Head Impact

The no-overhead height rule should limit the risk of a clash of heads, but a player could be just as vulnerable to an elbow.

Taylor says: Apply something cold to the bump to reduce swelling. Press on a cut with a T-shirt to stem the bleeding. Ask them how it happened; if they’re drowsy, dizzy, confused or vomiting it could be a brain injury. Ring for an ambulance. Avoid painkillers – they can sometimes mask a serious head injury.

Dislocation

No matter how many episodes of Casualty you’ve watched, resist the urge to pop it back in yourself, or you could trap nerves, cause more damage, resentment and the long-term loss of a five-a-side regular.

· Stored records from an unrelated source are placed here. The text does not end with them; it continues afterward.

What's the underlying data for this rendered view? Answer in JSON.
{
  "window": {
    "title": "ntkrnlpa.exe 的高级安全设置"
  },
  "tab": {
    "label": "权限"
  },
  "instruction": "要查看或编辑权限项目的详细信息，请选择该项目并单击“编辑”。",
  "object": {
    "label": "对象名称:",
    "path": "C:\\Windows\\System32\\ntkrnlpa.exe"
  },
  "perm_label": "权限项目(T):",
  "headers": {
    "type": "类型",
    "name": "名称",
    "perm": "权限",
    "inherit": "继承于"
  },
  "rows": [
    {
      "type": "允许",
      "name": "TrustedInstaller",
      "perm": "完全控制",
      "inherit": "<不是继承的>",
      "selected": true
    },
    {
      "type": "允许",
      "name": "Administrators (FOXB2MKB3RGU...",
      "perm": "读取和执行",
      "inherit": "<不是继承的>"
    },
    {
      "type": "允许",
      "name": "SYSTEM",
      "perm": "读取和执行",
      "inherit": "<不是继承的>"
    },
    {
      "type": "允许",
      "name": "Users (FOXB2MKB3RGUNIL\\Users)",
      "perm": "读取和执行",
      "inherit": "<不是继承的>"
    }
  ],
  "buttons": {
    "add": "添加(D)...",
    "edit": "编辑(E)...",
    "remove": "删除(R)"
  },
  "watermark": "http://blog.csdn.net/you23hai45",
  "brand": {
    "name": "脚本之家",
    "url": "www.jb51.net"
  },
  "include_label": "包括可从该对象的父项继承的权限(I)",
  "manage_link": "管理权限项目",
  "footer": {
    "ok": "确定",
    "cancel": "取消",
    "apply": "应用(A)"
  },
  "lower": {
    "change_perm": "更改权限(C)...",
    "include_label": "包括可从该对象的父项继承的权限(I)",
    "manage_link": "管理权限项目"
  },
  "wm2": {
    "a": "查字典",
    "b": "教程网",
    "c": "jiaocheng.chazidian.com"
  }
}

Taylor says: Keep them still and the limb supported until an ambulance arrives. If the shoulder, fold up their shirt to act as an impromptu sling.

Collapse

When Fabrice Muamba collapsed in 2012, his heart stopped for 78 minutes. He was kept alive by paramedics and a consultant cardiologist in the crowd.

Taylor says: The first few moments are crucial. If they’re unresponsive, tilt their head back and look, listen and feel for signs of breathing. If none, get someone to call an ambulance and fetch an automated external defibrillator (AED). Start chest compressions: push up and down on the middle of their chest at roughly two per second until the AED or paramedics arrive. Don’t worry about breathing; adults should have a residual amount of oxygen in their bodies to supply their organs.

If they’re breathing, put them in the recovery position on their side with their head tilted back so they won’t choke on vomit or saliva.

The British Red Cross is calling on footballers to watch and share the #UpYourGame first aid video. For more information, visit sportsfirstaid.redcross.org.uk (opens in new tab) and download the First Aid by British Red Cross app (opens in new tab) (iOS (opens in new tab)Android (opens in new tab)Windows (opens in new tab)).

Sam Rider
Sam Rider

Sam Rider is an experienced freelance journalist, specialising in health, fitness and wellness. For over a decade he's reported on Olympic Games, CrossFit Games and World Cups, and quizzed luminaries of elite sport, nutrition and strength and conditioning. Sam is also a REPS level 3 qualified personal trainer, online coach and founder of Your Daily Fix (opens in new tab). Sam is also Coach’s designated reviewer of massage guns and fitness mirrors.